The tone is easier to describe with the Croaker poems, but reading Loden in light of them makes it easier to hear the equivalent quality in hers: the sprightly, even agitated sound of language that comes from mocking a thing and loving it at the same time. You can hear this sound in one of the Croaker poems written by Drake; a fierce bit of nonsense addressed to the surgeon general of the State of New York, sprinkled with as many exclamation marks as a poem by Frank O’Hara:

Joseph Rodman Drake

Joseph Rodman Drake

Oh! Mitchill, lord of granite flints,
Doctus, in law — and wholesome dishes;
Protector of the patent splints,
The foe of whales — the friend of fishes;
“Tom-Codus” — “Septon” — “Phlogobombos!”
What title shall we find to fit ye?
Inquisitor of sprats and compost!
Or Surgeon General of Militia!

We hail thee! — mammoth of the state!
Steam frigate! on the waves of physic —
Equal in practice or debate,
To cure the nation or the phthisic:
The amateur of Tartar dogs!
Wheat-flies, and maggots that create “em!
Of mummies! and of mummy-chogs!
Of brick-bats — lotteries — and pomatum!

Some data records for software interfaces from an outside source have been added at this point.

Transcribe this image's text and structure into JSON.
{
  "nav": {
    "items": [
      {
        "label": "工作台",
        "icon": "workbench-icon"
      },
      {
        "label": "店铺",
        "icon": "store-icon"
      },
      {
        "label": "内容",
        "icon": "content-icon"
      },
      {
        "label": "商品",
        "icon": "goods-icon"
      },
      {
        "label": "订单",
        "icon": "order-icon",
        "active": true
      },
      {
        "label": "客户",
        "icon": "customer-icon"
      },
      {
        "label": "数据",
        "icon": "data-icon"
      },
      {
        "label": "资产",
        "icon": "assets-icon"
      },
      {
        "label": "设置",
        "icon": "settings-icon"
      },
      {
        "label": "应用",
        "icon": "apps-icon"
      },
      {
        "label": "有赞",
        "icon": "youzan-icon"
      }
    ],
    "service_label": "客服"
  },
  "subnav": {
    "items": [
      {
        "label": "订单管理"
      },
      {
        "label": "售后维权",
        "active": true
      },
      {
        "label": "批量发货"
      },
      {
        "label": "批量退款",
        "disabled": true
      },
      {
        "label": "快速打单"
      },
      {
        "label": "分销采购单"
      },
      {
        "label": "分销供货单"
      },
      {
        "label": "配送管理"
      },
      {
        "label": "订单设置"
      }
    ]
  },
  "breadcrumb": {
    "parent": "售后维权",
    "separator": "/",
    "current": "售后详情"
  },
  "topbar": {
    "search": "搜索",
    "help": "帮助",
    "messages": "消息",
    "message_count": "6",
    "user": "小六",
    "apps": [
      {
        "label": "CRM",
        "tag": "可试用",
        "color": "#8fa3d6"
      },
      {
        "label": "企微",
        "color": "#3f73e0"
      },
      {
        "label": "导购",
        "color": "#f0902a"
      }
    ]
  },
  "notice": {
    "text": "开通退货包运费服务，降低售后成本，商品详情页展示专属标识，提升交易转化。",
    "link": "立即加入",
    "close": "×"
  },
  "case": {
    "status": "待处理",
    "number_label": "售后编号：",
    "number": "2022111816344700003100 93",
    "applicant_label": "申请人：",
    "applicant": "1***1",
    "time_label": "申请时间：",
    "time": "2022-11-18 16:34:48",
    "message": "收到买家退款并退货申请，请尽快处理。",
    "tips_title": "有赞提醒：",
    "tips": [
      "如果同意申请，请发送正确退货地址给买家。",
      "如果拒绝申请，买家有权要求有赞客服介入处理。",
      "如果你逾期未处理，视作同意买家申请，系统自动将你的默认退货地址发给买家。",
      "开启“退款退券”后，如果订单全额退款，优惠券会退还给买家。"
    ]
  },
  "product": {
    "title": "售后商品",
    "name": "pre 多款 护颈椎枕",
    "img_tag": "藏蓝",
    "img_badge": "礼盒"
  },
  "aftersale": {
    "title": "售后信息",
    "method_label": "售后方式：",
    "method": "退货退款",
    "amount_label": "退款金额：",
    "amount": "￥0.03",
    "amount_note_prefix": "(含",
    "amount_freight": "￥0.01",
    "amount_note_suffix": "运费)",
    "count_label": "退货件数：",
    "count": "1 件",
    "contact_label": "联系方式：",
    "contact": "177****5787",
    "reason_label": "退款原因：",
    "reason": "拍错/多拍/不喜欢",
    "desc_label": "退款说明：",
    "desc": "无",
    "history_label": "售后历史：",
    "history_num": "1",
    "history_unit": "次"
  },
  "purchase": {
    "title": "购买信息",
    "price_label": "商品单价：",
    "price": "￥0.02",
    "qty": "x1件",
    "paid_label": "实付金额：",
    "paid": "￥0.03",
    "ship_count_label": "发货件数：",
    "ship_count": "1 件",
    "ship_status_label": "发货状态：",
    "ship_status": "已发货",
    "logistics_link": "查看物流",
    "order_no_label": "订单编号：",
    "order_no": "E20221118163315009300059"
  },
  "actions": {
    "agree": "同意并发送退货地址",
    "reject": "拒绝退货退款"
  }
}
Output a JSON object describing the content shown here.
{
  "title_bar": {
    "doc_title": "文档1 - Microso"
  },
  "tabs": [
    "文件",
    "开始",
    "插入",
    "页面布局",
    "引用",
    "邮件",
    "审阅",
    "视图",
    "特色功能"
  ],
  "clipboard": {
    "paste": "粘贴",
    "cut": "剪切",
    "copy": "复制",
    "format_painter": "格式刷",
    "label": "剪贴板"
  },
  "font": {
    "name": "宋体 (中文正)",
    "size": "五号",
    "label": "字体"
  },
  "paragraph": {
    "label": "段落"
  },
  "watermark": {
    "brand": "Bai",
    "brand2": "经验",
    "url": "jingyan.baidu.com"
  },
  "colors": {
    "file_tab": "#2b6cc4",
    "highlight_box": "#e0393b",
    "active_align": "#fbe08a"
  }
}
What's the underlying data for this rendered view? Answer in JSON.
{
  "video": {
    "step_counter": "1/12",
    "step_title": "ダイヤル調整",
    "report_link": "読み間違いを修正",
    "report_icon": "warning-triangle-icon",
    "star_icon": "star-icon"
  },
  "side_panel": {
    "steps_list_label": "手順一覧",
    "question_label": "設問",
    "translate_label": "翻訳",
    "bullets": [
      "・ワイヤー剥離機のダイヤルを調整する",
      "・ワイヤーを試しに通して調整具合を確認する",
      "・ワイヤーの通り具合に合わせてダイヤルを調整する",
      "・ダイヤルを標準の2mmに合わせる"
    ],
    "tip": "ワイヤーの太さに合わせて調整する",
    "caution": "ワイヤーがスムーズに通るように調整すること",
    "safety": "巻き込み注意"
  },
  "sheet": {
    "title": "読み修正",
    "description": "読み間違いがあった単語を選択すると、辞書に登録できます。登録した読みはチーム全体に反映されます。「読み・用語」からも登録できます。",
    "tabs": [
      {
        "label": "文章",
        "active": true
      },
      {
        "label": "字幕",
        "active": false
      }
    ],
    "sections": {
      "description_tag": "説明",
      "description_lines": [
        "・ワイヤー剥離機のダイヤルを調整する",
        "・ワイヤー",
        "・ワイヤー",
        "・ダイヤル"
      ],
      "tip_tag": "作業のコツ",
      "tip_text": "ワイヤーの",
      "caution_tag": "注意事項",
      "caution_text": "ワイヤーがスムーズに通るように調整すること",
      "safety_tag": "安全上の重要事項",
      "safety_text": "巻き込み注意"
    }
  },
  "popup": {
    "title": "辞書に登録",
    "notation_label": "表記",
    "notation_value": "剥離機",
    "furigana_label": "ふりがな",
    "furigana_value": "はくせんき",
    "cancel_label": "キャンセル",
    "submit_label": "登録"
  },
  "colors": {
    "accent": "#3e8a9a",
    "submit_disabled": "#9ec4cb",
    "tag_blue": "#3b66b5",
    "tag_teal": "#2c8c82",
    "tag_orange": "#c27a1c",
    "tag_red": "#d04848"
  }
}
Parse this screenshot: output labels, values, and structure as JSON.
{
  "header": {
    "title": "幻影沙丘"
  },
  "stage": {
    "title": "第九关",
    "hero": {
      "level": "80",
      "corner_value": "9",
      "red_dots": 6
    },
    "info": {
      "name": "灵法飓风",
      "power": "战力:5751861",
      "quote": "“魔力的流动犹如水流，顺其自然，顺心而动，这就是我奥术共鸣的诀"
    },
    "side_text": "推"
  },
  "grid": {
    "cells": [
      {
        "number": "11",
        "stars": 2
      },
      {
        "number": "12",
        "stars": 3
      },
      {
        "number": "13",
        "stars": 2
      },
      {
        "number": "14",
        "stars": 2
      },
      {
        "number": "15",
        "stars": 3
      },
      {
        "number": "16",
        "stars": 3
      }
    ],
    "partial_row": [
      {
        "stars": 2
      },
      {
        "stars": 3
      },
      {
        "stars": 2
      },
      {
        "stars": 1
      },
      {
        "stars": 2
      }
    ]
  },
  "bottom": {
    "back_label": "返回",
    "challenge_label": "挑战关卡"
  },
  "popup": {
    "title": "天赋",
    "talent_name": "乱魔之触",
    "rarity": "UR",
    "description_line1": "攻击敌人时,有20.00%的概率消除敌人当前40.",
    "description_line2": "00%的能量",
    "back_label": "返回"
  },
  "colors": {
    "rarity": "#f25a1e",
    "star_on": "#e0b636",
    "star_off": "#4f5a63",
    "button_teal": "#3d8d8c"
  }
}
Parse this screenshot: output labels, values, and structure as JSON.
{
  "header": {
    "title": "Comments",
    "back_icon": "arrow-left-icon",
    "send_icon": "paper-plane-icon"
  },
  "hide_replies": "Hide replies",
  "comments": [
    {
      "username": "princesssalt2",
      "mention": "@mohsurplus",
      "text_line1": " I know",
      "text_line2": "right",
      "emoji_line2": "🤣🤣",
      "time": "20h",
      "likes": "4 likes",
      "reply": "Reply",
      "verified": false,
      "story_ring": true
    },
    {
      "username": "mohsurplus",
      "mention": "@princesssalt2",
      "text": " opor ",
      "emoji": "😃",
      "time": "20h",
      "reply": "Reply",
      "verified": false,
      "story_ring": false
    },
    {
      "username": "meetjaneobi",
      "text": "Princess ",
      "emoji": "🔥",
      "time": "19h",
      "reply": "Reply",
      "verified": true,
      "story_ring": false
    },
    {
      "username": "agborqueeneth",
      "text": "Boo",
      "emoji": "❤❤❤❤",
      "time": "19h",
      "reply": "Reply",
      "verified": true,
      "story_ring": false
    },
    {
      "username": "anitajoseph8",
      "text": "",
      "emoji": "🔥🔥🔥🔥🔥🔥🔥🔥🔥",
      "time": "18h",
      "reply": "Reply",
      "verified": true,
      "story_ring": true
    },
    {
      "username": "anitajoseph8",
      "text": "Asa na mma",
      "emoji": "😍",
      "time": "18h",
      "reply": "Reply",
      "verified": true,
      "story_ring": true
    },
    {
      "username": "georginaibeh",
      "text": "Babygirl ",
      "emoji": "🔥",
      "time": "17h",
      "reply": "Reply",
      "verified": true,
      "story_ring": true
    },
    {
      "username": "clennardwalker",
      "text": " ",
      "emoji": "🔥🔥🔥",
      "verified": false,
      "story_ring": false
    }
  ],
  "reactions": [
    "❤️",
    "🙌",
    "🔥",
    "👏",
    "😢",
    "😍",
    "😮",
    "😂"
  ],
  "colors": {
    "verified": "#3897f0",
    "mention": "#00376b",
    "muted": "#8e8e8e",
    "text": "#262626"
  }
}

The sentiments are just as wonderfully unbalanced in Loden’s work; one never feels that she has seized on Nixon out of disdain, or disdain alone. And the same is true when she writes about other monsters: Cheney, Dubya, George Costanza. “Must not let on that my feelings are increasingly inappropriate,” she writes in “My Subject,” a poem that figures the writer as some kind of researcher. In a lunatic asylum? Perhaps so. But the inappropriate feelings are essential, more so than the research: the latter merely situates Loden’s language; the former gives it an audible character. Consider the sprightliness of “Nineveh Fallen”: Read the rest of this entry »